What to produce => When a line of the records contains "JSON", copy it.

Provided records =>
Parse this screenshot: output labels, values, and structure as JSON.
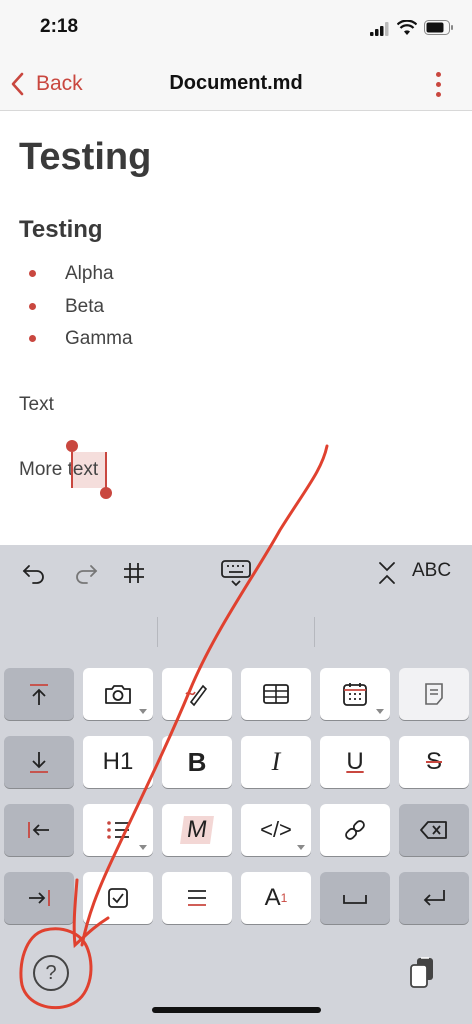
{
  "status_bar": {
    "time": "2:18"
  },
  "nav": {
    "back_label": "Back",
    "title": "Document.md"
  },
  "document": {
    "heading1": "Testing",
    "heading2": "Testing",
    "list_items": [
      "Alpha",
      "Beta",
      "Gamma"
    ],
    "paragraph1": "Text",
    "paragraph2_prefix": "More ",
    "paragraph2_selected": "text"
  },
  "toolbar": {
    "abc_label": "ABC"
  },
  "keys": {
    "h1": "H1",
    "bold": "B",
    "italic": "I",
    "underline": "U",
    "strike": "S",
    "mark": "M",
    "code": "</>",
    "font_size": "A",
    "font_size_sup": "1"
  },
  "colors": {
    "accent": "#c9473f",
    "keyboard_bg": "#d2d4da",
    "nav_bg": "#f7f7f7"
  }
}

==

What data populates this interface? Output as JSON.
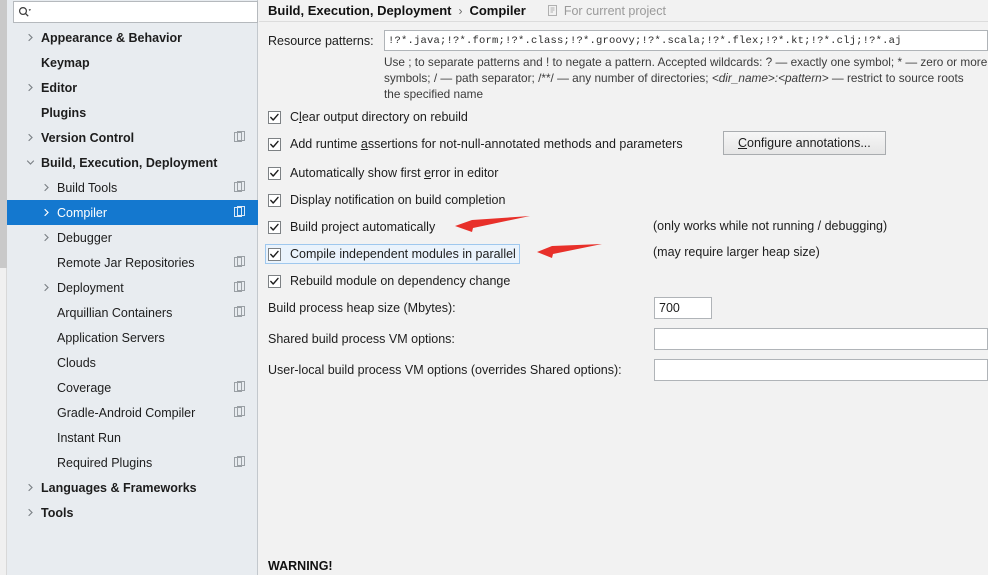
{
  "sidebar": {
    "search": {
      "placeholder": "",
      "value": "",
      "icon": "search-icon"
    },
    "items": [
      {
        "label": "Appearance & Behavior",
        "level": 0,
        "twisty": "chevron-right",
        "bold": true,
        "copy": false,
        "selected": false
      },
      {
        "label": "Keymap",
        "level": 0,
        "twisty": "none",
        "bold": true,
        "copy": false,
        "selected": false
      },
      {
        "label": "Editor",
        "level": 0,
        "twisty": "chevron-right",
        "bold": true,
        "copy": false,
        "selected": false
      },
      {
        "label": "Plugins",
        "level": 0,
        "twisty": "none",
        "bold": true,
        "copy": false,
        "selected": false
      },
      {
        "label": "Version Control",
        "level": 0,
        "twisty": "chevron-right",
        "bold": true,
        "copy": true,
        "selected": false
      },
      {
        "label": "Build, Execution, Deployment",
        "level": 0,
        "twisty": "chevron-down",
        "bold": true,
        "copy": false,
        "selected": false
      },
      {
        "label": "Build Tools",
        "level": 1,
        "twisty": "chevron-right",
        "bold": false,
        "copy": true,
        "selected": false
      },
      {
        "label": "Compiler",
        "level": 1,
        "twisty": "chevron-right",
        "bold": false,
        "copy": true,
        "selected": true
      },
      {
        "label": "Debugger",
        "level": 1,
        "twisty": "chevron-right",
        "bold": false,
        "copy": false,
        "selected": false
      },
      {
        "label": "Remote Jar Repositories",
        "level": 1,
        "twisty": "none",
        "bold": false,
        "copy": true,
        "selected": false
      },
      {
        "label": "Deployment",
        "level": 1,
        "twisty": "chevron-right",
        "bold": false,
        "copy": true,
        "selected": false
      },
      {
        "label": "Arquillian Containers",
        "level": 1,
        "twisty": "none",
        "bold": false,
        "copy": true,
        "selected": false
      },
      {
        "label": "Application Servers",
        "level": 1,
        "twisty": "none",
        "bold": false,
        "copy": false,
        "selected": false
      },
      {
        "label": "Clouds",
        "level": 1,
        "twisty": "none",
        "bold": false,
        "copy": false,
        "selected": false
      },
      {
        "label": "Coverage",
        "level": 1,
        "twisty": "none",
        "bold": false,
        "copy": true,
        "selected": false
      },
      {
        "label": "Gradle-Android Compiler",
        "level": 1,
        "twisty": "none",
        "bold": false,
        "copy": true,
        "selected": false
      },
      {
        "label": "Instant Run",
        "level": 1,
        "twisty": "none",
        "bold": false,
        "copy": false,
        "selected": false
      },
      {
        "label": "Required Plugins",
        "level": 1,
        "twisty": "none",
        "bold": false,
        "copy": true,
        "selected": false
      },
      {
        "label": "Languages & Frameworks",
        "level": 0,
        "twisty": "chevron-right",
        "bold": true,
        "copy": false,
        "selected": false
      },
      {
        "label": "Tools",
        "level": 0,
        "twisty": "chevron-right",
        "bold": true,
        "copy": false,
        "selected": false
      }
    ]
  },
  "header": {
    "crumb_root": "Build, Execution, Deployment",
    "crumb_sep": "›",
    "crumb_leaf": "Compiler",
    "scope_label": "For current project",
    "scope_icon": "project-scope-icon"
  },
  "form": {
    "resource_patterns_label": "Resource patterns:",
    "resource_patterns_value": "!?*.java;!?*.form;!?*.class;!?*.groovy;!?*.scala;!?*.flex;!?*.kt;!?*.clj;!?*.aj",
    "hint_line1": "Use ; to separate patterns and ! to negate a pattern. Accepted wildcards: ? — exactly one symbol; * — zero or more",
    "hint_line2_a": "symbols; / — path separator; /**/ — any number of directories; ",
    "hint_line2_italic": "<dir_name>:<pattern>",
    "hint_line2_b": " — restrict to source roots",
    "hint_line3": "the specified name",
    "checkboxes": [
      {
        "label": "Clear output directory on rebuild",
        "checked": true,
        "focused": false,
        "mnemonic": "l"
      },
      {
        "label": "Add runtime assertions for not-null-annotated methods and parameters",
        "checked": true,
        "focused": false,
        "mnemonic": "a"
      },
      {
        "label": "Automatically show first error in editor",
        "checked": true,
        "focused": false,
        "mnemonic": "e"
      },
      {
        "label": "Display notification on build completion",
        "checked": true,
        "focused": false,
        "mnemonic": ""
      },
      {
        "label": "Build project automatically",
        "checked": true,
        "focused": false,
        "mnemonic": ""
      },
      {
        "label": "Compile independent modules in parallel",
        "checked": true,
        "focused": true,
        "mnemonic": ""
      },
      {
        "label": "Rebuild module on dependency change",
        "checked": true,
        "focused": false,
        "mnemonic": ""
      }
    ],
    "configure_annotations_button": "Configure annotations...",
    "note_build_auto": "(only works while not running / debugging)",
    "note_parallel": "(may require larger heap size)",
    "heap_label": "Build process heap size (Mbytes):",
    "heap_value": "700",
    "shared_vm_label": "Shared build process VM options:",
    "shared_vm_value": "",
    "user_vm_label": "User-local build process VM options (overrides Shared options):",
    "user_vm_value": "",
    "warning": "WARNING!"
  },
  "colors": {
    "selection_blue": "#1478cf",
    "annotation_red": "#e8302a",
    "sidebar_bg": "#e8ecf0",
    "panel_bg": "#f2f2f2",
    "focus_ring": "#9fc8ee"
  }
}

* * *

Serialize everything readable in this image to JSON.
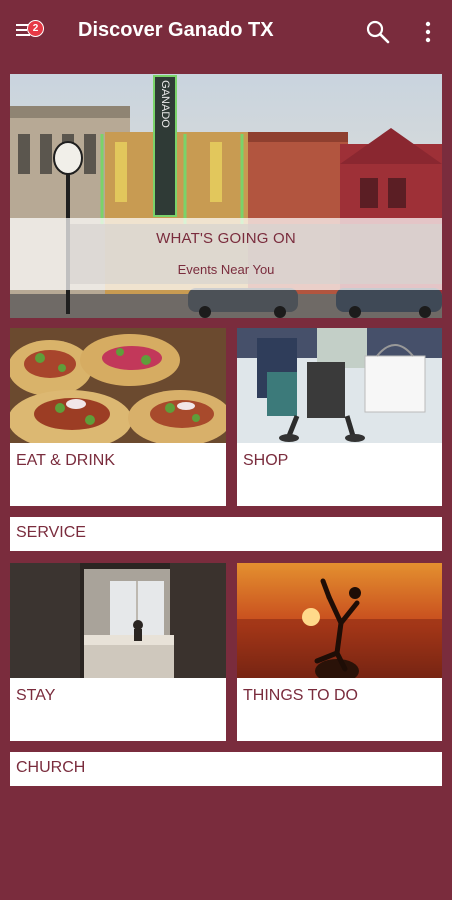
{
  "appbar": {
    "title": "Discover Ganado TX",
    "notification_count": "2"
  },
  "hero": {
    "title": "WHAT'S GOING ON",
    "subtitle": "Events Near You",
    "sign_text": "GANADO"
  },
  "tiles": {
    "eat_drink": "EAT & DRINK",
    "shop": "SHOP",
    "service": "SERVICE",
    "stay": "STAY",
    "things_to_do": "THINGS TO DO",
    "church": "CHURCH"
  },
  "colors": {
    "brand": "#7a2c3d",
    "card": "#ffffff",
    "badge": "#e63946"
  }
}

Response area =>
Parse this screenshot: output labels, values, and structure as JSON.
What data populates this interface? Output as JSON.
Serialize everything readable in this image to JSON.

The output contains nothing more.